Below are some records. Say how many of their lines include the string "componentmodel", giving only the number.

■ Web page and app entries ■
---+---

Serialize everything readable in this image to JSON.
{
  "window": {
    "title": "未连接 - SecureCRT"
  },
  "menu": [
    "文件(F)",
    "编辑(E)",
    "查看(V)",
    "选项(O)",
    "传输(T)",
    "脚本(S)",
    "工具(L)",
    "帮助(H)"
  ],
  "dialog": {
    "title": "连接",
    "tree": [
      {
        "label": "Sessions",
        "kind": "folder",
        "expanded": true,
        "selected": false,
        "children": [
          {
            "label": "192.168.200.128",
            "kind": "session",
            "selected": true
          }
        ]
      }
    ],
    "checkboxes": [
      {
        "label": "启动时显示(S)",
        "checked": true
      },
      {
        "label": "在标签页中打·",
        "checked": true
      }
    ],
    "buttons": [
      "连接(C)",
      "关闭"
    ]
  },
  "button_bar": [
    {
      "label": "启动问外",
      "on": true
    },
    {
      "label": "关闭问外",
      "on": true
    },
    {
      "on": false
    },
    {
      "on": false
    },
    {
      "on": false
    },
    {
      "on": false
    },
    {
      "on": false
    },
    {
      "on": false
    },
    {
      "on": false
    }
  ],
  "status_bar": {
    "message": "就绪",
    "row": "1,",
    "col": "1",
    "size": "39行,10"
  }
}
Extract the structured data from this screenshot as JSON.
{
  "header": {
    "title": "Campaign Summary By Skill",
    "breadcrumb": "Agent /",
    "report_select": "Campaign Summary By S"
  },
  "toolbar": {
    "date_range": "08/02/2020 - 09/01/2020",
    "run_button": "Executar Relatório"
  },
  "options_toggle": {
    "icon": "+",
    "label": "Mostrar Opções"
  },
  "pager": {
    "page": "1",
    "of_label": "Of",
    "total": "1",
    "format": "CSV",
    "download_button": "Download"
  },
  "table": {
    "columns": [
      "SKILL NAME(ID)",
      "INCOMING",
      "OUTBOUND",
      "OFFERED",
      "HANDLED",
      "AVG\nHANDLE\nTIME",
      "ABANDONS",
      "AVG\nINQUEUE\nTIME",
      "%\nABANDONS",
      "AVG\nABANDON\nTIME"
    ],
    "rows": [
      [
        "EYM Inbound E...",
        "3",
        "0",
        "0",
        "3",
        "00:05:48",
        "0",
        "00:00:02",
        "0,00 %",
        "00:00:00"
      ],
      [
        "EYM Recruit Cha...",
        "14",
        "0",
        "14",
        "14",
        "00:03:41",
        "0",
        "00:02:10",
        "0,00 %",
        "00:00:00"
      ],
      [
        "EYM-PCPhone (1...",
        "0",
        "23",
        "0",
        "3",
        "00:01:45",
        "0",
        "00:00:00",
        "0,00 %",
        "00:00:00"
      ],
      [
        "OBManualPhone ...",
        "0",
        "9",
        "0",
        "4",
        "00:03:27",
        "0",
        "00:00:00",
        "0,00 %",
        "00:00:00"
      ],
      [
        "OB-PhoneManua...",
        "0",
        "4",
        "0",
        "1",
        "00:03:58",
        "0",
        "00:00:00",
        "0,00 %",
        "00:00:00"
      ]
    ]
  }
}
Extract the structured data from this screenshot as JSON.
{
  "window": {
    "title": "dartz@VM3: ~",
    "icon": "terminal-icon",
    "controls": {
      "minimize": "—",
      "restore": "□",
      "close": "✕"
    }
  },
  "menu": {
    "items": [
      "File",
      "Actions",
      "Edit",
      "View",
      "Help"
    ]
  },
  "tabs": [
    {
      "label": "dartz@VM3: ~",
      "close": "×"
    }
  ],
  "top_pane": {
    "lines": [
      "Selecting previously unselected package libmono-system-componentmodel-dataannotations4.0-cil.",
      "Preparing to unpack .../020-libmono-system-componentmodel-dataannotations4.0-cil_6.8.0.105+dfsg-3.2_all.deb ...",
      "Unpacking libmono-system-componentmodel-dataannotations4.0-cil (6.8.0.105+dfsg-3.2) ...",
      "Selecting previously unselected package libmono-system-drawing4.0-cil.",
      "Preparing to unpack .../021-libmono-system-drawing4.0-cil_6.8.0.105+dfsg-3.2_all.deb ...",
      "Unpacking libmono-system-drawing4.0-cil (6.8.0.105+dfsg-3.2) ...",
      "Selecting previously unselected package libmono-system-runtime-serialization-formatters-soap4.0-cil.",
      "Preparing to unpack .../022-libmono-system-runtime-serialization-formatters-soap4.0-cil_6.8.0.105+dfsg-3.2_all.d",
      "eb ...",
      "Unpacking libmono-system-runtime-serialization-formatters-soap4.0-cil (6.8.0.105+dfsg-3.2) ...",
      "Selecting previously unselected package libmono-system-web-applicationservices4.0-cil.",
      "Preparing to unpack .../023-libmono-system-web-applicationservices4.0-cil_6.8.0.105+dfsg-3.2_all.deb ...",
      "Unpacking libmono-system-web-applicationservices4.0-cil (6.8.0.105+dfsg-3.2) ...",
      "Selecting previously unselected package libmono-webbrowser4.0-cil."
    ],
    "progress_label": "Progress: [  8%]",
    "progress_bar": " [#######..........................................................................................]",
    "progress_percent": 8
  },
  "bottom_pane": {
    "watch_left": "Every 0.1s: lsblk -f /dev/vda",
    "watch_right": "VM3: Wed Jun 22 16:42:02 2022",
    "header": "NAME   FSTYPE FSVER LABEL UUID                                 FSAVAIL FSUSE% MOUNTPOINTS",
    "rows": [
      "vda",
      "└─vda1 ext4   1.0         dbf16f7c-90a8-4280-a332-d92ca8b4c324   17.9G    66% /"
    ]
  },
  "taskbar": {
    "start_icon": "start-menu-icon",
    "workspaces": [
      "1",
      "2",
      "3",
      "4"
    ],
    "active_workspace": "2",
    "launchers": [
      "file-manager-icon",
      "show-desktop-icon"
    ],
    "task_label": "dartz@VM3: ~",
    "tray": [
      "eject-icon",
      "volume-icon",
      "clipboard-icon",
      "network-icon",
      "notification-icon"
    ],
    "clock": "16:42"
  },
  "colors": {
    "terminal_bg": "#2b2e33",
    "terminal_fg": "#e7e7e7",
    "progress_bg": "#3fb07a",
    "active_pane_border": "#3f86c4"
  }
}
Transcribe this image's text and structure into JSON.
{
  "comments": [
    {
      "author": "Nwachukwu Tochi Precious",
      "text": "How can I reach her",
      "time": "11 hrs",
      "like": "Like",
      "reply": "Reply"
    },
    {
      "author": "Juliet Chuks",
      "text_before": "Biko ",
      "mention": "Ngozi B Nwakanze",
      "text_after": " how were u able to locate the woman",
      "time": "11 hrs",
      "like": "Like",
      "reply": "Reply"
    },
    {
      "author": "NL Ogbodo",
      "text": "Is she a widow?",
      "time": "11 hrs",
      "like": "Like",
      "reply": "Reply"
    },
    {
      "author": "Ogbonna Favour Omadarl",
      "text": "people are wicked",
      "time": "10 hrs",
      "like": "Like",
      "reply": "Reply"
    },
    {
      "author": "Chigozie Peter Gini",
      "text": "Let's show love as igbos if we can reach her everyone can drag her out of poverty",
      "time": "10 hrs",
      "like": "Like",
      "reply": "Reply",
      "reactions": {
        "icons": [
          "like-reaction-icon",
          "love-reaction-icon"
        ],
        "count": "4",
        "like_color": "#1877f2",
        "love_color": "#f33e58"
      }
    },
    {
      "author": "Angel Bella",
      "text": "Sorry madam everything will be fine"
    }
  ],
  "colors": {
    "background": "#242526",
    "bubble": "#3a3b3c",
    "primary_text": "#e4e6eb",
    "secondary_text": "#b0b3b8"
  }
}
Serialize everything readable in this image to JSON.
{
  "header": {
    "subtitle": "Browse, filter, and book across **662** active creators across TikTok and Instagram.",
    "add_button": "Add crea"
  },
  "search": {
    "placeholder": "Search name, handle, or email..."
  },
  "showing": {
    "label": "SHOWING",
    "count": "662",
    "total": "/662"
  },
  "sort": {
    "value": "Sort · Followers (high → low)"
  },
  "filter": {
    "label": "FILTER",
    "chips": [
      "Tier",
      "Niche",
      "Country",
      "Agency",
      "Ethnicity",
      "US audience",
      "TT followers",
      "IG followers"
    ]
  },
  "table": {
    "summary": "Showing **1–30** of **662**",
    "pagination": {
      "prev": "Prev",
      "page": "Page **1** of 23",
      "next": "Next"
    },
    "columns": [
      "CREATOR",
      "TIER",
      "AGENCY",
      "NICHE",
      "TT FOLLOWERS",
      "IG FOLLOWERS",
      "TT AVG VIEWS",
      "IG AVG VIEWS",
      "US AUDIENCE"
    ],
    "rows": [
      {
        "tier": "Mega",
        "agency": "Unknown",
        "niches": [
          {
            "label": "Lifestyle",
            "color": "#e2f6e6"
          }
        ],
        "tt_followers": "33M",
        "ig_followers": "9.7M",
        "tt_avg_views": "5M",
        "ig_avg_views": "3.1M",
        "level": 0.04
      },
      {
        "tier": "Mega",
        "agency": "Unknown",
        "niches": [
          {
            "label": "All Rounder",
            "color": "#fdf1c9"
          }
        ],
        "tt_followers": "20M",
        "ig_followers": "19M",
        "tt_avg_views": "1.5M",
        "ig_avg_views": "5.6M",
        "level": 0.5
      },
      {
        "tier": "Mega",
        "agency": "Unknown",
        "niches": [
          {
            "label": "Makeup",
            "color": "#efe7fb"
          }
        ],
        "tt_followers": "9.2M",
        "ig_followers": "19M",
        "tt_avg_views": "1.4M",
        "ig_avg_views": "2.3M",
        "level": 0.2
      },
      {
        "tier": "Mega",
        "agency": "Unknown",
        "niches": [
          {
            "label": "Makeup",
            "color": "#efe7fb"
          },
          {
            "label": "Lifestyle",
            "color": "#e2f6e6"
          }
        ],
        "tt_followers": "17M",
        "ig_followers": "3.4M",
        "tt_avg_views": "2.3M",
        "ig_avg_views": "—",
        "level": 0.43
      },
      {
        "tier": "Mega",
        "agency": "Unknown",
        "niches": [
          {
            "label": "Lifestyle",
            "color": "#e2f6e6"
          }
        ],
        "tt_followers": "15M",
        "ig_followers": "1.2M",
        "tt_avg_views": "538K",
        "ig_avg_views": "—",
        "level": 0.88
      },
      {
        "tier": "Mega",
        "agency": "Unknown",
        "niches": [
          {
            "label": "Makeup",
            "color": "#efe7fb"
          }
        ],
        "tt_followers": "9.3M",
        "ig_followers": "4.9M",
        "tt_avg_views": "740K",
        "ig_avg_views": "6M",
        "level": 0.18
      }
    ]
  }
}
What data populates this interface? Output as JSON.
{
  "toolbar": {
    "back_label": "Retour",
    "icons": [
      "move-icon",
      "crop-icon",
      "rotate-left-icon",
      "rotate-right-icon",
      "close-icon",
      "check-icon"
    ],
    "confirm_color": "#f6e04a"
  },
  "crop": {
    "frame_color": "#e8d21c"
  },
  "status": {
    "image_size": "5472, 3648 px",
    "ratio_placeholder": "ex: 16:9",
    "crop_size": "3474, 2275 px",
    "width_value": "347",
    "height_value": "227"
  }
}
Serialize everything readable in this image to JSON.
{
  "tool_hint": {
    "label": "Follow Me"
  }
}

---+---

■ Reply to the task ■
3